With that said, I can give you a rough estimate. I would recommend aiming for getting material from 8 pairs of jeans for a small to medium project. You might find that six is enough, or you might need 10, but 8 is a good starting point.
The first denim quilt I made (see below) I used a traditional quilt pattern and ended up needing 10 pairs of jeans for a throw size but I had a lot of scraps leftover that I used for the back so potentially if I had cut more precisely I could have used less!
Remember to keep the size of your quilt in mind as you are ‘shopping’ for jean squares. If you want to do larger projects, you’ll need more jeans!
How do you wash a denim quilt?
You can throw your quilt into the washing machine with cold water on the gentle cycle. If your quilt is quite large, you may need to take your quilt to the laundromat. Many people will dry a quilt in the dryer on low-medium heat. I personally hang them to dry outside.
If you are sewing a rag quilt, you may need to repeat this process a couple of times to achieve the look you want.
If you are washing your quilt for the first time (any quilt not just a denim one) I recommend using several color catchers in the wash to catch any color bleeds, yes even for used jeans – just to be on the safe side.
NOTE: When washing your beautiful denim quilts, you’ll likely find strings or cotton thread bits in your washing machine drum. Let them dry and wipe them out. Also, your dryer lint trap will probably fill up with strings quickly. Stop the dryer every 15 minutes or so and clean out the lint trap.
How do you cut denim?
I’ve outlined how I cut up and use my old jeans (or even new denim) to get the most out of them. I even give ideas for using the “odd” parts such as cuffs, waistlines, etc. This is an excellent way to upcycle!
Here’s a video showing you exactly how to cut up denim to turn it into square pieces for quilts. There are a few tricks I show in this video to get a good number of denim squares, so watch carefully.
What else can you make with jeans?
There are so many things you can make using old jeans! If you get creative, you can use every part of your old jeans in some way.
Old jeans also make terrific DIY Denim Handbags! And don’t forget to check out How to Make a Bedside Pocket Organizer from Old Jeans.
If you have a dog, you may want to take a look at this easy No-Sew Denim Dog Toy.
DIY Denim Quilt Examples
I’ve rounded up a few examples of quilts made from old jeans to give you some ideas of what you can create.
I made this Reversible Picnic Quilt Blanket by following a pattern for the quilt top and doing a little improvised quilting on the back of the quilt.
I love how it turned out! The edge of the quilt (called the binding) has a colorful detailing that really makes this one pop.
I’ve included a full explanation of all the steps of making a quilt in this post as well in case you want more details than this post contains.
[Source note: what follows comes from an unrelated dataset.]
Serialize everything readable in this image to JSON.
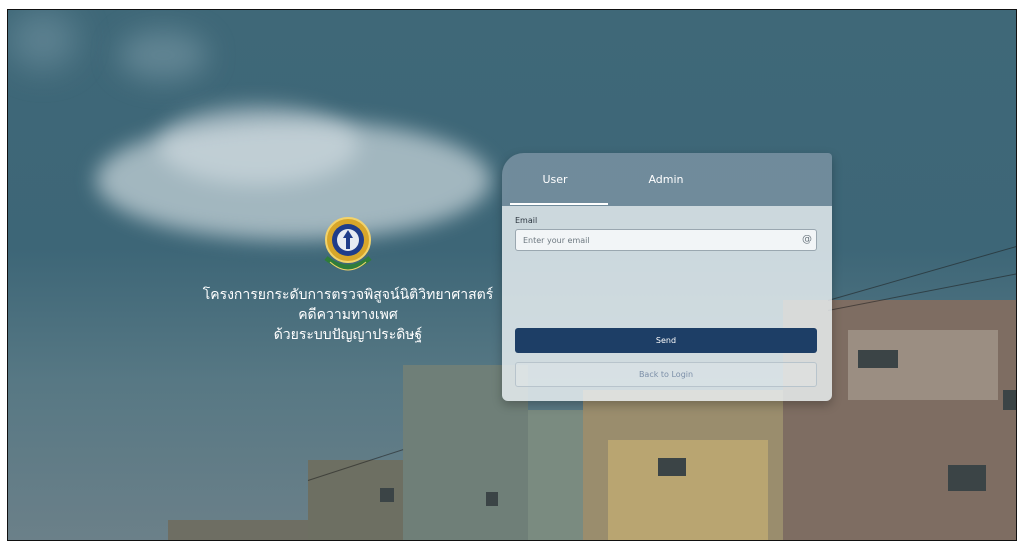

If you want to take your upcycled denim picnic blanket to the next level, try making it water-resistant!
Crafting My Home has a great idea to keep you dry when the ground is damp. This is one of my favorite practical denim quilt ideas, and I love how she threw in some back pockets for fun.
Sustain My Craft Habit went simple with this design, but it looks fantastic. She even cut close to the seam allowance of the waistband and created a tie to keep the blanket rolled up when it’s not in use.
This Quick Denim Improv Quilt was a lot of fun to make. I combined denim pieces with scraps of other fabric I had sitting around to create a colorful quilt I love to use. This is possibly my favorite denim project!
I also put together a video for this quilt to share the quilting process and how to work with the layers of denim. This is helpful if you are a visual learner like I am…I always appreciate video tutorials!
I hope this post of denim quilt ideas has inspired you to try making your own denim quilt from old jeans! It’s only slightly addictive once you make your first quilt!
I’d love to see your finished quilt or any other new projects – please tag me once you post them.